Re-imagining antimicrobial resistance: beyond the military metaphor

Year of award: 2019


  • Iona Walker

    University of Edinburgh

Project summary

The rise of antimicrobial resistance (AMR) has meant that antibiotics, which are vital to the success of modern medicine, are becoming less effective. By 2050, this could cause up to 10 million deaths each year. The AMR discourse often invokes militaristic language and metaphors to provoke a response to the problem. 

I will explore how we can reimagine our relationship with the microbial world through art at a time when some microbes are 'visible' but beyond human control. I will use ethnography to explore microbiology labs and a community of bioartists in Edinburgh. I will use a multispecies approach to ethnography, using the concept of ‘the abject’ and Freud’s ‘uncanny’ to guide my investigation. 

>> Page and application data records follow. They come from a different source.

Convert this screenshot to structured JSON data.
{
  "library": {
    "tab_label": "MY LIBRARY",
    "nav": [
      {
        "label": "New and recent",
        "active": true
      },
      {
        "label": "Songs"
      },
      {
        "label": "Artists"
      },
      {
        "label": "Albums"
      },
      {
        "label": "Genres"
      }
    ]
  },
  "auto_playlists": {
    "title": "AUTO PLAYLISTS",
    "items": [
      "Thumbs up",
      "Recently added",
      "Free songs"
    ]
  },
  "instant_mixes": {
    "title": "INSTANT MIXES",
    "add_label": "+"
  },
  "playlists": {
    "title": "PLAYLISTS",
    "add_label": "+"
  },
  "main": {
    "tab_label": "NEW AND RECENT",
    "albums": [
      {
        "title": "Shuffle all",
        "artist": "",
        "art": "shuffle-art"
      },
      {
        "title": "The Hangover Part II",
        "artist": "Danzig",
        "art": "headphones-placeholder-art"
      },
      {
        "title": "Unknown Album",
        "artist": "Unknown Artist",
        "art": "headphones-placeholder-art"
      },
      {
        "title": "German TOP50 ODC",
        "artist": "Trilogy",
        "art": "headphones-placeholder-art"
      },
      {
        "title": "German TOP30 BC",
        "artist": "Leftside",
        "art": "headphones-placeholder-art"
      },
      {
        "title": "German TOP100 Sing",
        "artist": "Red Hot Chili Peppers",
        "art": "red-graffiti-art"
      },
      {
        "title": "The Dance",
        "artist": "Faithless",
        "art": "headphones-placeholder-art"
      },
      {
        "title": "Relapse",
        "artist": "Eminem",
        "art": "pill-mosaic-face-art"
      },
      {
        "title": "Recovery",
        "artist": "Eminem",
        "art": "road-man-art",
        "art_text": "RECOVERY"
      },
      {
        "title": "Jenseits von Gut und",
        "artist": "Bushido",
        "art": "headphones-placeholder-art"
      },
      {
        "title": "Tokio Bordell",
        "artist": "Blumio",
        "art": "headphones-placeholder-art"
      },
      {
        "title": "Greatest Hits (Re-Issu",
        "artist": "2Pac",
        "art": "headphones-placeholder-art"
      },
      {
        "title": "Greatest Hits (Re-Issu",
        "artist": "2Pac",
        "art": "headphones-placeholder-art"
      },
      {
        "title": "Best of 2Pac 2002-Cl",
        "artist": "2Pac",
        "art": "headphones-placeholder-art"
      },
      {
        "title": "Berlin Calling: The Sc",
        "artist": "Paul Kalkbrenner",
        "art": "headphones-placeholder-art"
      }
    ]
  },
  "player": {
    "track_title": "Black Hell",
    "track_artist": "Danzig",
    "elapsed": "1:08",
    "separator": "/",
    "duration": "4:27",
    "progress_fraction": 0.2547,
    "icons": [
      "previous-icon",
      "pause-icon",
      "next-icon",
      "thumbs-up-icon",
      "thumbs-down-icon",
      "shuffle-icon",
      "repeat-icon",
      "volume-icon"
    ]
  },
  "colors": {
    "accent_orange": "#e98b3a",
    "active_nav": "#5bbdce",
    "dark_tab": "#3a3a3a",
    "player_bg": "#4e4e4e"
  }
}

This research will contribute to a wider interdisciplinary discourse about AMR, including strategies to engage people with important public health messages as well as advancing new paradigms to think about health, the microbiome and infection control.